A century in which the world's hegemonic power was a rational actor is about to give way to a more terrifying reality. 

For close to a century, the United States of America has been the world’s paramount superpower, one motivated by, for good and for bad, a rational and predictable series of motivations around its interests and a commitment to a rules-based global order, albeit one caveated by an awareness of the limits of enforcing that against other world powers.

We are now entering a period in which the world’s paramount superpower is neither led by a rational or predictable actor, has no commitment to a rules-based order, and to an extent it has any guiding principle, they are those set forward in Donald Trump’s inaugural: “we will follow two simple rules: hire American and buy American”, “from this day forth, it’s going to be America first, only America first”.

That means that the jousting between Trump and China will only intensify now that he is in office.  The possibility not only of a trade war, but of a hot war, between the two should not be ruled out.

We also have another signal – if it were needed – that he intends to turn a blind eye to the actions of autocrats around the world.

What does that mean for Brexit? It confirms that those who greeted the news that an US-UK trade deal is a “priority” for the incoming administration, including Theresa May, who described Britain as “front of the queue” for a deal with Trump’s America, should prepare themselves for disappointment.

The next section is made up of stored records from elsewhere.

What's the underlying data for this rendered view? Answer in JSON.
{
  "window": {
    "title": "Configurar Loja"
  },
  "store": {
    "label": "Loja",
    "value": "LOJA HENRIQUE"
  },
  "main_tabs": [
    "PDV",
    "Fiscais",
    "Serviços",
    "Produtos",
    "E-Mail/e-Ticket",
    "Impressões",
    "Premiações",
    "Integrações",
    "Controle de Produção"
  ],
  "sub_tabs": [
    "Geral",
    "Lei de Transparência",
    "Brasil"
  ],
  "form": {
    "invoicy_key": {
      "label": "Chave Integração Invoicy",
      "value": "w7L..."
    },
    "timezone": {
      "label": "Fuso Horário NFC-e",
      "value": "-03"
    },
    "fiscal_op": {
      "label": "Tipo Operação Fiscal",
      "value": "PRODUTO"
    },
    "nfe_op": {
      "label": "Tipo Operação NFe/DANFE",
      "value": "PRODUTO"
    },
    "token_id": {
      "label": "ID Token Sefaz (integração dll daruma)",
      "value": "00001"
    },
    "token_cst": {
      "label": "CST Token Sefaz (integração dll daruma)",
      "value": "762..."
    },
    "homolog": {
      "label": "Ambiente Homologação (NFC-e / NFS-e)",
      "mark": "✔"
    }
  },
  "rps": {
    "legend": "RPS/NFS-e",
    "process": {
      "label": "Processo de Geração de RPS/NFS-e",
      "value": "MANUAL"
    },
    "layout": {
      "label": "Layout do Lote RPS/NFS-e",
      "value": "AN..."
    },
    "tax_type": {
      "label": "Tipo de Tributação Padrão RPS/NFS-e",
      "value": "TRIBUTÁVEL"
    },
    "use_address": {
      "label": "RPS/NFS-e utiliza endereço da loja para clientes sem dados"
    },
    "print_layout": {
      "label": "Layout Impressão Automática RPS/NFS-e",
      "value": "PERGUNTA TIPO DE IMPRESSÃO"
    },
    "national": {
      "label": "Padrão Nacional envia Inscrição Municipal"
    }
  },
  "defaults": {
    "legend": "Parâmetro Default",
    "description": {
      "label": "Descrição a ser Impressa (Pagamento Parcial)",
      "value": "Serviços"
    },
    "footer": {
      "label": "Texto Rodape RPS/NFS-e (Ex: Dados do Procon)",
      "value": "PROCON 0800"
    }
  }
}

For Europe in general, it confirms what should already been apparent: the nations of Europe are going to have be much, much more self-reliant in terms of their own security. That increases Britain’s leverage as far as the Brexit talks are concerned, in that Britain’s outsized defence spending will allow it acquire goodwill and trade favours in exchange for its role protecting the European Union’s Eastern border.

That might allow May a better deal out of Brexit than she might have got under Hillary Clinton. But there’s a reason why Trump has increased Britain’s heft as far as security and defence are concerned: it’s because his presidency ushers in an era in which we are all much, much less secure. 

Stephen Bush is special correspondent at the New Statesman. His daily briefing, Morning Call, provides a quick and essential guide to British politics.